I arrived in the woods at 7:30 and this was my first chilly hunt of the 2011 season. The temperature was in the 40's and it felt good to hit the woods dressed in a sweatshirt, camo jacket, gloves and the rest. This is my kind of weather. I'd take Alaska over Florida any day.
Henry H001T Octagon Frontier Model .22LR
The state stocked about two dozen pheasant in this WMA very early in the morning, so the parking lot was filled with pickups and cars very early as the bird hunters attempted to get a jump on one another. Last weekend I made the decision to leave the shotgun in the car and head out with the Henry H001T Octagon .22 lever rifle. Squirrel hunting hasn't been good this year, but for some reason they were out last Saturday. The problem was that I was spotting them well out of shotgun range, and by the time I was able to get close enough to take a shot, either I was busted or a hunter with dog would enter the area and blow it. This time I decided to do some serious squirrel hunting with my scoped Henry rifle.
Last weekend was absolutely perfect weather for squirrels. They came out in numbers to gather nuts in the morning sun. The same wasn't true for today. It was dark and cold, but at least the air was calm. It was obvious that a storm was on its way, and as you would expect, the animals were hunked down and ready for it to hit. Birds were flying low and moving from tree to tree, making it difficult to differentiate between a bird and a squirrel in the branches. Crows were flying low and landing in the treetops, which was very unusual since they always fly high above the hunting area and land far from it where it's safe.
It took a good hour before I spotted the first squirrel moving at the very top of a large tree. The fact that it's still early in the season and most of the leaves are still on the trees made it difficult to get a good visual. I had to quietly move closer, which isn't easy in this reed-covered area. Putting tree trunks between myself and the squirrel to mask my movement resulted in losing sight of the squirrel.

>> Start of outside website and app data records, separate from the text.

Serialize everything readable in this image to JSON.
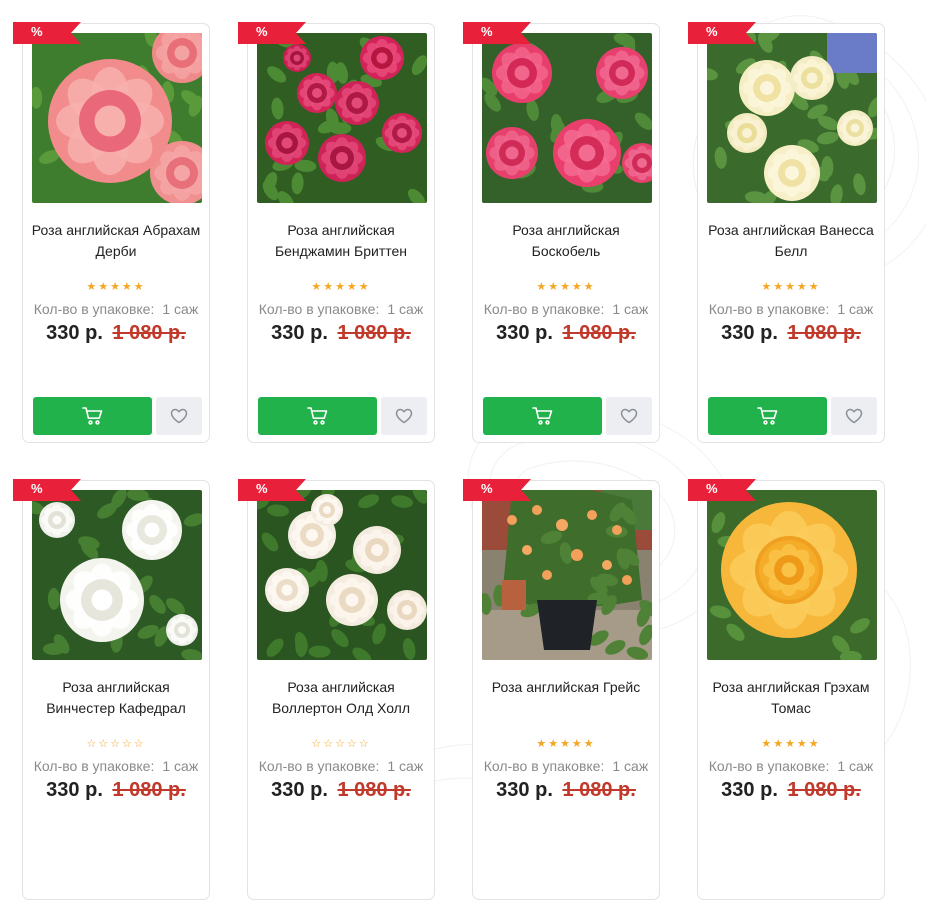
{
  "badge_label": "%",
  "pack_label": "Кол-во в упаковке:",
  "icons": {
    "cart": "cart-icon",
    "favorite": "heart-icon",
    "badge": "sale-ribbon"
  },
  "colors": {
    "accent_green": "#22b24c",
    "ribbon_red": "#e8203a",
    "old_price": "#c0392b",
    "star": "#f5a623"
  },
  "products": [
    {
      "name": "Роза английская Абрахам Дерби",
      "rating": 5,
      "qty": "1 саж",
      "price": "330 р.",
      "old_price": "1 080 р."
    },
    {
      "name": "Роза английская Бенджамин Бриттен",
      "rating": 5,
      "qty": "1 саж",
      "price": "330 р.",
      "old_price": "1 080 р."
    },
    {
      "name": "Роза английская Боскобель",
      "rating": 5,
      "qty": "1 саж",
      "price": "330 р.",
      "old_price": "1 080 р."
    },
    {
      "name": "Роза английская Ванесса Белл",
      "rating": 5,
      "qty": "1 саж",
      "price": "330 р.",
      "old_price": "1 080 р."
    },
    {
      "name": "Роза английская Винчестер Кафедрал",
      "rating": 0,
      "qty": "1 саж",
      "price": "330 р.",
      "old_price": "1 080 р."
    },
    {
      "name": "Роза английская Воллертон Олд Холл",
      "rating": 0,
      "qty": "1 саж",
      "price": "330 р.",
      "old_price": "1 080 р."
    },
    {
      "name": "Роза английская Грейс",
      "rating": 5,
      "qty": "1 саж",
      "price": "330 р.",
      "old_price": "1 080 р."
    },
    {
      "name": "Роза английская Грэхам Томас",
      "rating": 5,
      "qty": "1 саж",
      "price": "330 р.",
      "old_price": "1 080 р."
    }
  ]
}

At my first visual clearing I stood behind a tree and searched for movement. Combing the top of the tree with my scope, I finally spotted the squirrel lying flat on a high branch, remaining motionless with only its head exposed. Getting it in view again I increased the scopes power to 7x and moved in a bit to give me a body shot. Bracing myself against the tree, I put the cross hairs on it and squeezed off a shot. It barely moved and didn't seem to be hit. I squeezed off another and this time it moved a few feet and stopped. Could I be missing it?! Did I knock my scope off? I fired a third round and this time it dropped. There's nothing like watching a squirrel drop from a high branch and hit the ground early in the morning. It's the sound of victory!
Usually I would run towards the squirrel to be sure it was dead and avoid having one crawl away wounded, but something told me to sit tight this time. Did I catch something moving in the corner of my eye in the same tree? Listening to my instincts paid off. There it was; a second squirrel, and this was a big one. For some reason it appeared dark in color, and I had a hard time seeing it against the dark tree bark. The squirrel began to run and when it stopped on the trunk, I fired off two quick rounds and it dropped. When was the last time I dropped two squirrels on the same tree? I bet it was a couple years back on the day I bagged the limit of eight.
Looking at the first squirrel, it was obvious that it had been hit numerous times. My scope wasn't off, but this was a tough one. I guess I didn't hit a vital organ with the first two shots. The second squirrel proved to be a standard gray as well. I wonder why it looked so dark in the tree?
Pheasant hunters with dogs soon began moving into the area so I was forced to move on. Snow was beginning to fall and that was the end of today's hunt. This brings my squirrel count for the season up to 8. Until next weekend's hunt.